Twelve days to go till the Vernal Equinox. My fingers are crossed. My deodorant is new, and so is the soap. I’m feeling fresh, clean and fortunate.
WE HEAR it’s pretty dang cold above the Rio Bravo.
Here on our Mexican mountaintop, things are mostly following the blueprint. Quite cool to cold in the mornings, then getting mild and sunny later in the day.
Sometimes mornings bring fog, as you see in the photo.
What’s odd this January is Birds of Paradise are in bloom, and Red Hot Pokers too. We rarely see that. Must be global warming. I’m neutral on the global warming dispute, not being a scientist, but did you catch the incredible irony of that research ship that was caught in the Antarctic ice recently? Its mission: study global warming.
Most of the news media chose not to report that point. It damaged their worldview.
What you don’t see in the photo is that our monster bougainvillea has lost most of its leaves and flowers. I’ll get Abel, the deadpan yardman, to take this opportunity to whack it back in a week or two. I have clippers, but he will prefer a machete.
It’s also time for house repairs. Our currently favorite albañil (guy who builds and repairs) will come by tomorrow morning to give us prices. There will be some waterproofing paint, some reconnection of clay ceiling tiles, some reconnection and grouting of ceramic floor tiles, stuff like that. Then we’ll be good as new, almost.
Other things on the to-do list: Tax forms and renewing my child bride’s U.S. visa.
Yesterday had that feel. Maybe it was due to being post-Christmas.
It’s time to winterize.
I started by culling. My scarf pile was too high. Ditto the watch cap collection.
I have slimmed down to just five scarves. Three are wide, and one of those is a scarlet Christian Dior! I have had it for decades. A second wide is black-and-white wool my child bride knitted. I’m wearing it in the photo. The third wide she also knitted, acrylic.
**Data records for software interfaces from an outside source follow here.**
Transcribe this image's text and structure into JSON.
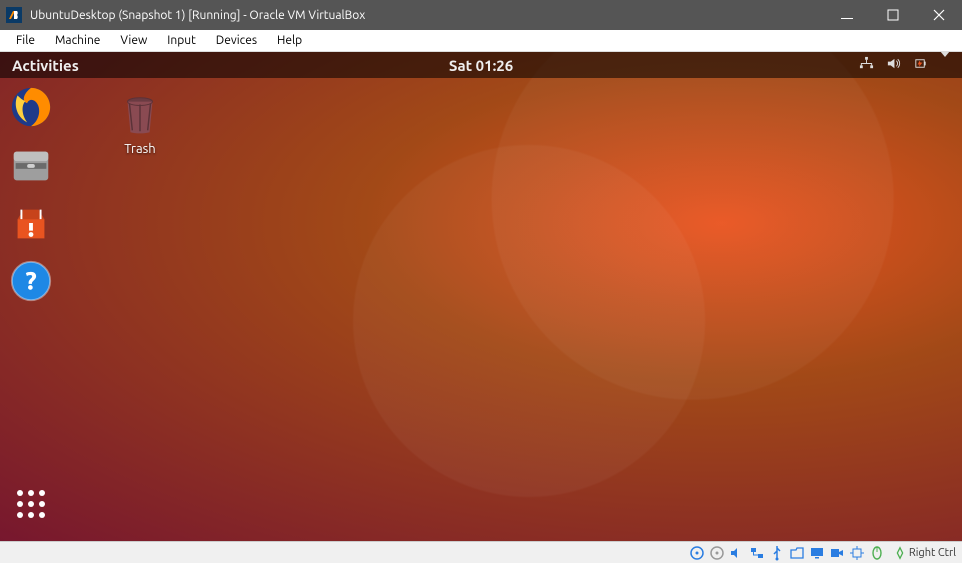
{
  "virtualbox": {
    "title": "UbuntuDesktop (Snapshot 1) [Running] - Oracle VM VirtualBox",
    "menu": {
      "file": "File",
      "machine": "Machine",
      "view": "View",
      "input": "Input",
      "devices": "Devices",
      "help": "Help"
    },
    "hostkey": "Right Ctrl"
  },
  "ubuntu": {
    "activities": "Activities",
    "clock": "Sat 01:26",
    "desktop": {
      "trash": "Trash"
    },
    "dock": {
      "firefox": "Firefox",
      "files": "Files",
      "software": "Ubuntu Software",
      "help": "Help",
      "showapps": "Show Applications"
    }
  }
}
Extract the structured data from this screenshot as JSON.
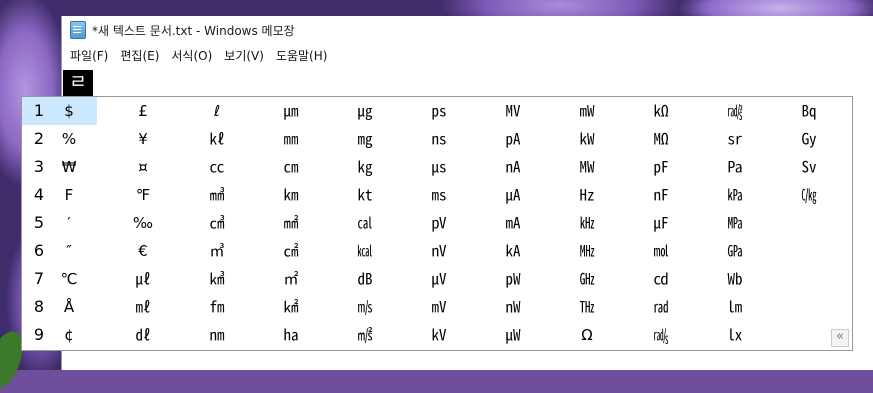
{
  "window": {
    "title": "*새 텍스트 문서.txt - Windows 메모장"
  },
  "menu": [
    "파일(F)",
    "편집(E)",
    "서식(O)",
    "보기(V)",
    "도움말(H)"
  ],
  "editor": {
    "composing_char": "ㄹ"
  },
  "candidates": {
    "selected_row": 1,
    "rows": [
      {
        "num": "1",
        "items": [
          "$",
          "£",
          "ℓ",
          "㎛",
          "㎍",
          "㎰",
          "㎹",
          "㎽",
          "㏀",
          "㎯",
          "㏃"
        ]
      },
      {
        "num": "2",
        "items": [
          "%",
          "¥",
          "㎘",
          "㎜",
          "㎎",
          "㎱",
          "㎀",
          "㎾",
          "㏁",
          "㏛",
          "㏉"
        ]
      },
      {
        "num": "3",
        "items": [
          "₩",
          "¤",
          "㏄",
          "㎝",
          "㎏",
          "㎲",
          "㎁",
          "㎿",
          "㎊",
          "㎩",
          "㏜"
        ]
      },
      {
        "num": "4",
        "items": [
          "F",
          "℉",
          "㎣",
          "㎞",
          "㏏",
          "㎳",
          "㎂",
          "㎐",
          "㎋",
          "㎪",
          "㏆"
        ]
      },
      {
        "num": "5",
        "items": [
          "′",
          "‰",
          "㎤",
          "㎟",
          "㎈",
          "㎴",
          "㎃",
          "㎑",
          "㎌",
          "㎫",
          ""
        ]
      },
      {
        "num": "6",
        "items": [
          "″",
          "€",
          "㎥",
          "㎠",
          "㎉",
          "㎵",
          "㎄",
          "㎒",
          "㏖",
          "㎬",
          ""
        ]
      },
      {
        "num": "7",
        "items": [
          "℃",
          "㎕",
          "㎦",
          "㎡",
          "㏈",
          "㎶",
          "㎺",
          "㎓",
          "㏅",
          "㏝",
          ""
        ]
      },
      {
        "num": "8",
        "items": [
          "Å",
          "㎖",
          "㎙",
          "㎢",
          "㎧",
          "㎷",
          "㎻",
          "㎔",
          "㎭",
          "㏐",
          ""
        ]
      },
      {
        "num": "9",
        "items": [
          "¢",
          "㎗",
          "㎚",
          "㏊",
          "㎨",
          "㎸",
          "㎼",
          "Ω",
          "㎮",
          "㏓",
          ""
        ]
      }
    ],
    "expand_label": "«"
  },
  "colors": {
    "selection": "#cce8ff",
    "composing_bg": "#000000"
  }
}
The watch cap collection now numbers four. I tossed three others. Various defects.
I favor watch caps, but my wife dislikes them. No matter. My favoring, in this instance, outweighs her dislike. I think watch caps give me a Jack London look.
Plus, they can be warm and comfy. My favorite is the one in the photo. It’s also on my head at this moment as I type. All are solid dark colors except one that’s multicolored. Jack London would have sniffed at the multicolored.
And then there are sweaters. My child bride has helped there too. My favorite is a black turtleneck she knitted years ago. It has an Aztec skull on the chest, beautifully done.
I didn’t cull sweaters yesterday because the sweaters were culled in past years. In addition to the black, wool turtleneck, I have a red acrylic my child bride knitted, a cotton Eddie Bauer from years back, a wool white-and-black, store-bought, that I rarely wear because it’s tough to get on and off. Too bad because it’s nice otherwise.
And then there’s the hand-woven green wool I bought in Galway, Ireland, in 1977. Still looks great and fits fine after all these years. Clothes-wise, I’m ready.
No culling needed for pants. They are always jeans. There are other coats and jackets, but they stay the course from year to year.
There’s the issue of heat. We have no central heat, of course. We have two fireplaces that get used less every year. We have two portable propane heaters downstairs and one upstairs. They work pretty well if you sit near them.
The basic protection against winter cold here is simply to bundle up in warm clothing and sleep under goose down. My best house coat is a big, thick, red-plaid Abercrombie and Fitch number that I call my Dope Coat.
I call it that because when I swallowed psilocybin and LSD in the late 1990s, I would put it on to keep warm. Entheogens can give you a chill. Maybe you did not know that.
But I’m winterized now. Sweaters fluffed. Watch caps and scarves at the ready. Down comforter as always. And the Dope Coat.
Most people think living in Mexico means heat, but that’s not always true. We live 7,200 feet high in the mountains, and it frequently freezes overnight in winter.
Then it warms up in the afternoon, becoming quite lovely.
* * * *
(Note: Culled items went into a plastic bag, and will be gifted to the “underprivileged.”)